Government Demanded Terrestrial Radio Pay RoyaltiesAdded: Wednesday, April 13th, 2011
Category: Recent Headlines Involving File Sharing > Current Events
Tags:ET, p2p, Torrent, Piracy, Peer To Peer, Network, Hackers, Internet, BitTorrent, Google, utorrent, bitcomet, extratorrent, 2010, www.extrattorrent.com
White House believes that it puts the country’s rights holders at a disadvantage. Meanwhile, the National Association of Broadcasters considers it an “onerous, jobs-killing fee”.

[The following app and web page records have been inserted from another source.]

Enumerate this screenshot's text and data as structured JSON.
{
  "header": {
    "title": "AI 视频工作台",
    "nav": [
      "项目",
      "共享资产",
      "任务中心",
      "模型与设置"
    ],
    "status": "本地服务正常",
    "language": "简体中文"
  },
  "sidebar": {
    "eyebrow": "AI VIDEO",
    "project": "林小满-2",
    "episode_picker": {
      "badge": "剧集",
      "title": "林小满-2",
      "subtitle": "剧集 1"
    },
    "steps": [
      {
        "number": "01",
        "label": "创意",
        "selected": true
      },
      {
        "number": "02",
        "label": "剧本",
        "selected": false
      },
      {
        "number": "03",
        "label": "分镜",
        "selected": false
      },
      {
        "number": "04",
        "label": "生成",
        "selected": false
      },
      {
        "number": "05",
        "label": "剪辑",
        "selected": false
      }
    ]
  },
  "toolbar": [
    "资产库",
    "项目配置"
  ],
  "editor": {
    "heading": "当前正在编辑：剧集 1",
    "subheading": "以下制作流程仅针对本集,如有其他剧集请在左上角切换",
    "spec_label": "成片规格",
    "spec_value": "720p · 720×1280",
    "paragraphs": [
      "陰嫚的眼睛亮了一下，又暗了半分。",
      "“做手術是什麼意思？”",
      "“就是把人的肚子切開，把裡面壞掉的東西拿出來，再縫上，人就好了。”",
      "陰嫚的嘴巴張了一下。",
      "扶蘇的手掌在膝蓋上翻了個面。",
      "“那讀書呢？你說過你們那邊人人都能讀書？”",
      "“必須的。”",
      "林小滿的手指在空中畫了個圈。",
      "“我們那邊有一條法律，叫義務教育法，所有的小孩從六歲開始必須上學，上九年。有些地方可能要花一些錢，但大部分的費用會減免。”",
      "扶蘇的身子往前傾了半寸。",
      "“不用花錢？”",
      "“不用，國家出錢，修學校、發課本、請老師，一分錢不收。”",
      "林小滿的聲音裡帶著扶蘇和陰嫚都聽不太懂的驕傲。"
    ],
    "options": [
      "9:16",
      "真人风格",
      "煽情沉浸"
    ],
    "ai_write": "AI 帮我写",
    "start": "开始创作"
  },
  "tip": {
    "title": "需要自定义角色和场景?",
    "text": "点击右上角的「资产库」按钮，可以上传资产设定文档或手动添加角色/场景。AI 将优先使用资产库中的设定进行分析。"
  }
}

Recently the White House had submitted recommendations to Congress to help protect the US workers and businesses. Among the items proposed there was a recommendation to end the long-lasting exemption of the radio from the obligation to pay performance royalties. The reason given was that the Obama Administration considers this harms local copyright owners internationally, since the absence of performance royalties inside the home country goes further to prevent them from collecting royalties overseas. US rights holders can’t collect overseas fees just because they aren’t granted rights in the United States.
Historically, radio has only had to pay royalties to songwriters, while webcasters still have to pay fees to everyone – songwriters, performers and record labels. It has been considered that radio is exempted from the rest of the royalties in the name of musician promotion. In fact, ending this exemption has been a goal of the industry for a while, particularly in the face of decreasing profits. However, the suggestion has languished thanks to the extreme opposition of radio broadcasters.
In respond, the National Association of Broadcasters called the suggestion an “onerous, jobs-killing fee” and demanded the government some trade-offs, including radio-activated chips in mobile phones. In the meantime, NAB commented that this was hardly a new policy position from the government and announced their opposition to the new law. The representatives of the National Association of Broadcasters cite many musicians appreciating the positive effects of free radio promotion. However, referring to what people said over a decade ago is not the best idea, as everyone understands that music has come a long way since then. Today the Internet represents the new medium users turn to when they are looking for new music. So, it seems like the royalty exemption should have ended a long time ago. For many people it would be nice to realize that the White House is about to bring parity to the music broadcaster landscape, demanding that terrestrial radio pay the same royalties as webcasters and satellite radio.
April 13th,2011Posted by:
Wednesday, April 13th, 2011
|Really disturbing. Say a performer's song is played on the radio. Now the radio stations have to pay the performer to play their own songs.|
Okay I can live with that say I am a radio station. Then I will charge this performer money to play their songs on my radio station..
I can see it now; only people performers with allot of money will be able to pay hundreds of thousands of radio stations to play their songs; and yet the performer then charges the radios stations a performance fee to play their own songs.. Are you yet confused?
I can now see the RIAA screaming about the possible huge increase of piracy. It will happen; but then it now might weed out all the crap they try to sell to us as art..
|posted by (2011-04-14 12:05:00)|
|i agree with you.. 100 percent|
|it just gets more ridiculous.|
why doesnt anyone fight about our jobs being sent to china and india?
plus the national security threat of having all our jobs and manufacturing sent out of the country.
our jobs, manufacturing, and everything the greedy managers of these greedy corporations are making profit and bonuses for giving our jobs and livelihood away to other countries that have enough people to have their own economy and not infringe on ours.
who cares about the mpaa and their greed, just stop buying music and stop going to the theatre to watch their garbage. then they will blame something else instead of themselves for causing the problems.
Most Popular Stories